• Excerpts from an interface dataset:
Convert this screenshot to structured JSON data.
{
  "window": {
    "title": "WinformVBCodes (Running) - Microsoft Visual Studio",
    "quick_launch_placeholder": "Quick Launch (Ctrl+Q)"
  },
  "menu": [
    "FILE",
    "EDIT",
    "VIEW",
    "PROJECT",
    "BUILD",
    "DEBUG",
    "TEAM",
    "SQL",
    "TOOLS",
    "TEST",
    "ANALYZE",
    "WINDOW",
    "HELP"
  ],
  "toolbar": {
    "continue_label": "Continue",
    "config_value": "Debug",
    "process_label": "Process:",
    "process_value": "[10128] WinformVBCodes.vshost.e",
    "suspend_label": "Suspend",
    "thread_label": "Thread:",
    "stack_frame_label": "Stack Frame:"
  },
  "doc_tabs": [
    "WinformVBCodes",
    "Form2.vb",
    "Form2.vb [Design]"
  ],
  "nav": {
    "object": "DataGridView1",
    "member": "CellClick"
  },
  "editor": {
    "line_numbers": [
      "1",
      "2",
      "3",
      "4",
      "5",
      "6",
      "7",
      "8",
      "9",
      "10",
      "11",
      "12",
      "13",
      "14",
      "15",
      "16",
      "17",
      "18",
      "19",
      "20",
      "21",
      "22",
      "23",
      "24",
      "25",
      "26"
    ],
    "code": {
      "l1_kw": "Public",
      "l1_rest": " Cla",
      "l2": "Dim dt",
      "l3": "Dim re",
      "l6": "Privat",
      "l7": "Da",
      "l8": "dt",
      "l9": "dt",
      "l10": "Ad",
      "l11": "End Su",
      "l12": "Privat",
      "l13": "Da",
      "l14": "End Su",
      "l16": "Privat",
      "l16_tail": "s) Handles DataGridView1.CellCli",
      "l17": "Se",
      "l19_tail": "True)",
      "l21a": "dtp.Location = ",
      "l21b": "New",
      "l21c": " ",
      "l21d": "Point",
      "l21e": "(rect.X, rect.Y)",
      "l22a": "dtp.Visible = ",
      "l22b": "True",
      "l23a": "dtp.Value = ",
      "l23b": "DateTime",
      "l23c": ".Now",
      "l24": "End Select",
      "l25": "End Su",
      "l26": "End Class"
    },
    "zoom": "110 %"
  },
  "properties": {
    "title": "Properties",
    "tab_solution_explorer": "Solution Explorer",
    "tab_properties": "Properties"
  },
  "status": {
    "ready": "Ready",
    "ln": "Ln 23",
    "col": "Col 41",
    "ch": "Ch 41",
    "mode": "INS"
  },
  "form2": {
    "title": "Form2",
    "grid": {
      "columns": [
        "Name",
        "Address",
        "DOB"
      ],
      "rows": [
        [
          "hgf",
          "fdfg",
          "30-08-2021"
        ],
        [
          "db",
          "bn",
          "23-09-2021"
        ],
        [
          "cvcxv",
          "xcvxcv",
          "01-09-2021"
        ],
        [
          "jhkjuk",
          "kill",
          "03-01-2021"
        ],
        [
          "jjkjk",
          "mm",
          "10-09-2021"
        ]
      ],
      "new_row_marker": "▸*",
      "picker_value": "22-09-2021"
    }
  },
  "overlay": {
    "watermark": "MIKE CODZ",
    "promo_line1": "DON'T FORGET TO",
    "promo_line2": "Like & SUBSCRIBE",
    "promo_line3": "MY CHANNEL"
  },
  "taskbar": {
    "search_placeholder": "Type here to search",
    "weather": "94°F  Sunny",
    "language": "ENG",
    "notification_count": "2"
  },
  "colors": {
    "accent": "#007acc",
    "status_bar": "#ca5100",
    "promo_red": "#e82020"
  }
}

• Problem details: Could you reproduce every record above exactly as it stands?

• Exercise result:
Convert this screenshot to structured JSON data.
{
  "window": {
    "title": "WinformVBCodes (Running) - Microsoft Visual Studio",
    "quick_launch_placeholder": "Quick Launch (Ctrl+Q)"
  },
  "menu": [
    "FILE",
    "EDIT",
    "VIEW",
    "PROJECT",
    "BUILD",
    "DEBUG",
    "TEAM",
    "SQL",
    "TOOLS",
    "TEST",
    "ANALYZE",
    "WINDOW",
    "HELP"
  ],
  "toolbar": {
    "continue_label": "Continue",
    "config_value": "Debug",
    "process_label": "Process:",
    "process_value": "[10128] WinformVBCodes.vshost.e",
    "suspend_label": "Suspend",
    "thread_label": "Thread:",
    "stack_frame_label": "Stack Frame:"
  },
  "doc_tabs": [
    "WinformVBCodes",
    "Form2.vb",
    "Form2.vb [Design]"
  ],
  "nav": {
    "object": "DataGridView1",
    "member": "CellClick"
  },
  "editor": {
    "line_numbers": [
      "1",
      "2",
      "3",
      "4",
      "5",
      "6",
      "7",
      "8",
      "9",
      "10",
      "11",
      "12",
      "13",
      "14",
      "15",
      "16",
      "17",
      "18",
      "19",
      "20",
      "21",
      "22",
      "23",
      "24",
      "25",
      "26"
    ],
    "code": {
      "l1_kw": "Public",
      "l1_rest": " Cla",
      "l2": "Dim dt",
      "l3": "Dim re",
      "l6": "Privat",
      "l7": "Da",
      "l8": "dt",
      "l9": "dt",
      "l10": "Ad",
      "l11": "End Su",
      "l12": "Privat",
      "l13": "Da",
      "l14": "End Su",
      "l16": "Privat",
      "l16_tail": "s) Handles DataGridView1.CellCli",
      "l17": "Se",
      "l19_tail": "True)",
      "l21a": "dtp.Location = ",
      "l21b": "New",
      "l21c": " ",
      "l21d": "Point",
      "l21e": "(rect.X, rect.Y)",
      "l22a": "dtp.Visible = ",
      "l22b": "True",
      "l23a": "dtp.Value = ",
      "l23b": "DateTime",
      "l23c": ".Now",
      "l24": "End Select",
      "l25": "End Su",
      "l26": "End Class"
    },
    "zoom": "110 %"
  },
  "properties": {
    "title": "Properties",
    "tab_solution_explorer": "Solution Explorer",
    "tab_properties": "Properties"
  },
  "status": {
    "ready": "Ready",
    "ln": "Ln 23",
    "col": "Col 41",
    "ch": "Ch 41",
    "mode": "INS"
  },
  "form2": {
    "title": "Form2",
    "grid": {
      "columns": [
        "Name",
        "Address",
        "DOB"
      ],
      "rows": [
        [
          "hgf",
          "fdfg",
          "30-08-2021"
        ],
        [
          "db",
          "bn",
          "23-09-2021"
        ],
        [
          "cvcxv",
          "xcvxcv",
          "01-09-2021"
        ],
        [
          "jhkjuk",
          "kill",
          "03-01-2021"
        ],
        [
          "jjkjk",
          "mm",
          "10-09-2021"
        ]
      ],
      "new_row_marker": "▸*",
      "picker_value": "22-09-2021"
    }
  },
  "overlay": {
    "watermark": "MIKE CODZ",
    "promo_line1": "DON'T FORGET TO",
    "promo_line2": "Like & SUBSCRIBE",
    "promo_line3": "MY CHANNEL"
  },
  "taskbar": {
    "search_placeholder": "Type here to search",
    "weather": "94°F  Sunny",
    "language": "ENG",
    "notification_count": "2"
  },
  "colors": {
    "accent": "#007acc",
    "status_bar": "#ca5100",
    "promo_red": "#e82020"
  }
}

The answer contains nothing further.